WORK REQUIRED
Using the listing that follows, filter out every line lacking the string "JSON" and return the rest.

DATASET

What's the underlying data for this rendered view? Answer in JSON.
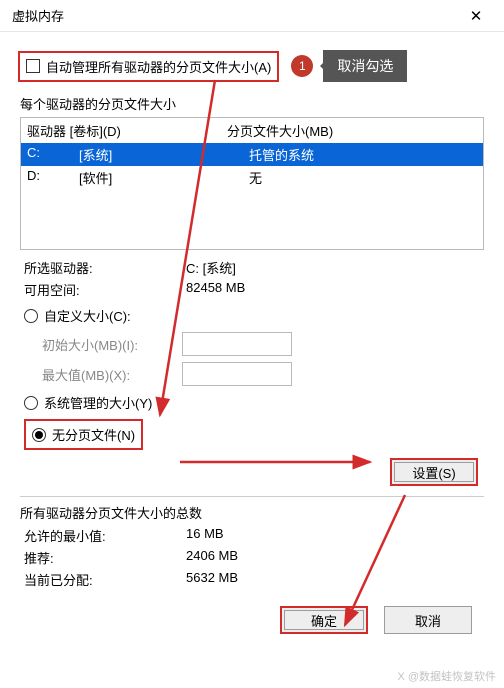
{
  "titlebar": {
    "title": "虚拟内存"
  },
  "auto": {
    "label": "自动管理所有驱动器的分页文件大小(A)",
    "badge": "1",
    "callout": "取消勾选"
  },
  "drives": {
    "section_label": "每个驱动器的分页文件大小",
    "hdr_drive": "驱动器 [卷标](D)",
    "hdr_size": "分页文件大小(MB)",
    "rows": [
      {
        "d": "C:",
        "l": "[系统]",
        "s": "托管的系统"
      },
      {
        "d": "D:",
        "l": "[软件]",
        "s": "无"
      }
    ]
  },
  "selected": {
    "label": "所选驱动器:",
    "value": "C:  [系统]"
  },
  "space": {
    "label": "可用空间:",
    "value": "82458 MB"
  },
  "radios": {
    "custom": "自定义大小(C):",
    "initial": "初始大小(MB)(I):",
    "max": "最大值(MB)(X):",
    "system": "系统管理的大小(Y)",
    "none": "无分页文件(N)"
  },
  "buttons": {
    "set": "设置(S)",
    "ok": "确定",
    "cancel": "取消"
  },
  "totals": {
    "section_label": "所有驱动器分页文件大小的总数",
    "min": {
      "k": "允许的最小值:",
      "v": "16 MB"
    },
    "rec": {
      "k": "推荐:",
      "v": "2406 MB"
    },
    "cur": {
      "k": "当前已分配:",
      "v": "5632 MB"
    }
  },
  "watermark": "X @数据蛙恢复软件"
}
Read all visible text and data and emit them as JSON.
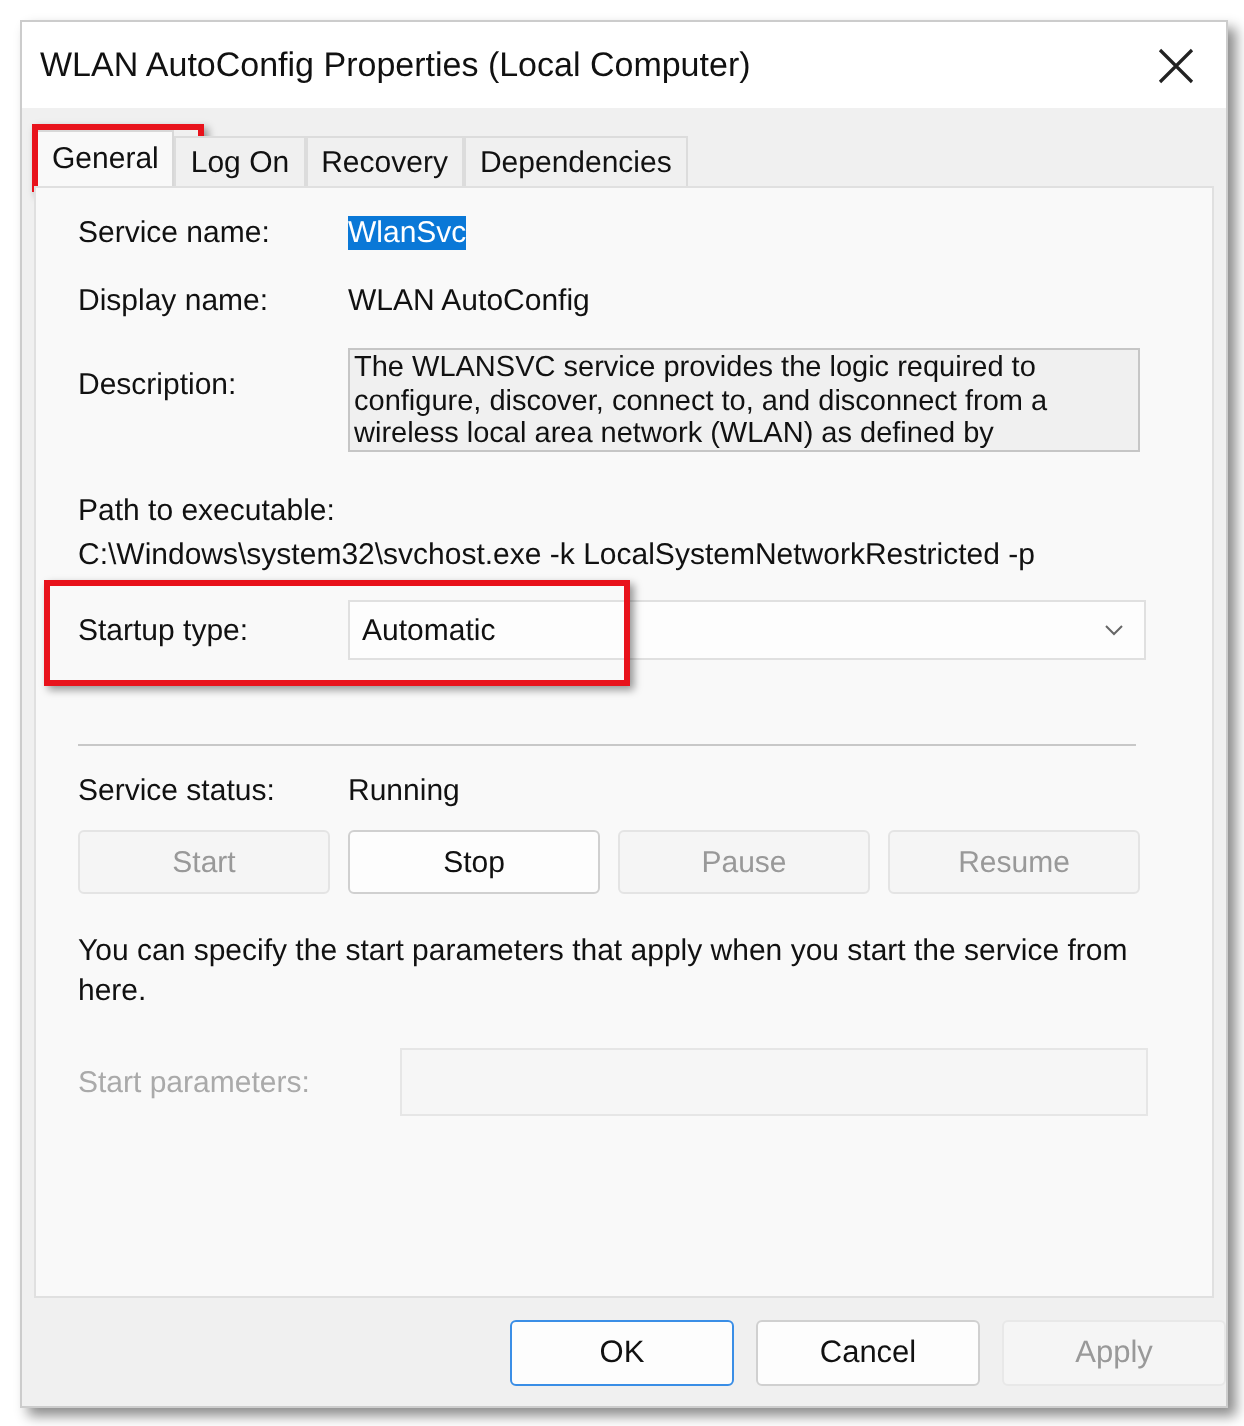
{
  "window": {
    "title": "WLAN AutoConfig Properties (Local Computer)"
  },
  "tabs": [
    {
      "label": "General",
      "selected": true,
      "highlighted": true
    },
    {
      "label": "Log On",
      "selected": false,
      "highlighted": false
    },
    {
      "label": "Recovery",
      "selected": false,
      "highlighted": false
    },
    {
      "label": "Dependencies",
      "selected": false,
      "highlighted": false
    }
  ],
  "service_name": {
    "label": "Service name:",
    "value": "WlanSvc",
    "selected": true
  },
  "display_name": {
    "label": "Display name:",
    "value": "WLAN AutoConfig"
  },
  "description": {
    "label": "Description:",
    "value": "The WLANSVC service provides the logic required to configure, discover, connect to, and disconnect from a wireless local area network (WLAN) as defined by"
  },
  "path": {
    "label": "Path to executable:",
    "value": "C:\\Windows\\system32\\svchost.exe -k LocalSystemNetworkRestricted -p"
  },
  "startup_type": {
    "label": "Startup type:",
    "value": "Automatic",
    "highlighted": true
  },
  "service_status": {
    "label": "Service status:",
    "value": "Running"
  },
  "service_buttons": [
    {
      "label": "Start",
      "disabled": true
    },
    {
      "label": "Stop",
      "disabled": false
    },
    {
      "label": "Pause",
      "disabled": true
    },
    {
      "label": "Resume",
      "disabled": true
    }
  ],
  "hint": "You can specify the start parameters that apply when you start the service from here.",
  "start_parameters": {
    "label": "Start parameters:",
    "disabled": true
  },
  "buttons": [
    {
      "label": "OK",
      "disabled": false,
      "default": true
    },
    {
      "label": "Cancel",
      "disabled": false,
      "default": false
    },
    {
      "label": "Apply",
      "disabled": true,
      "default": false
    }
  ]
}
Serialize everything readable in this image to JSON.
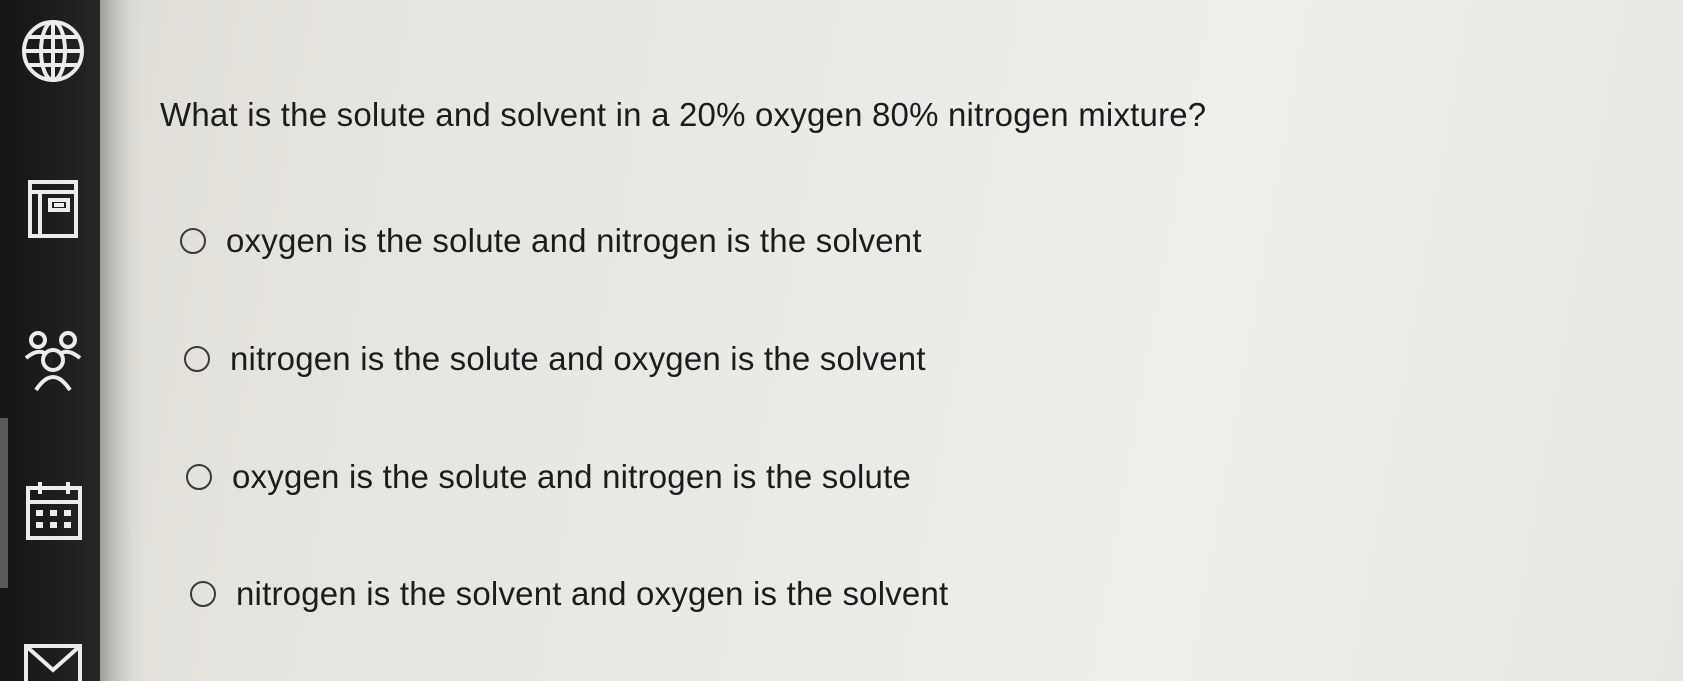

SOLUTION FOR THIS PROBLEM
What's the underlying data for this rendered view? Answer in JSON.
Read all visible text and data and emit them as JSON.
Serialize everything readable in this image to JSON.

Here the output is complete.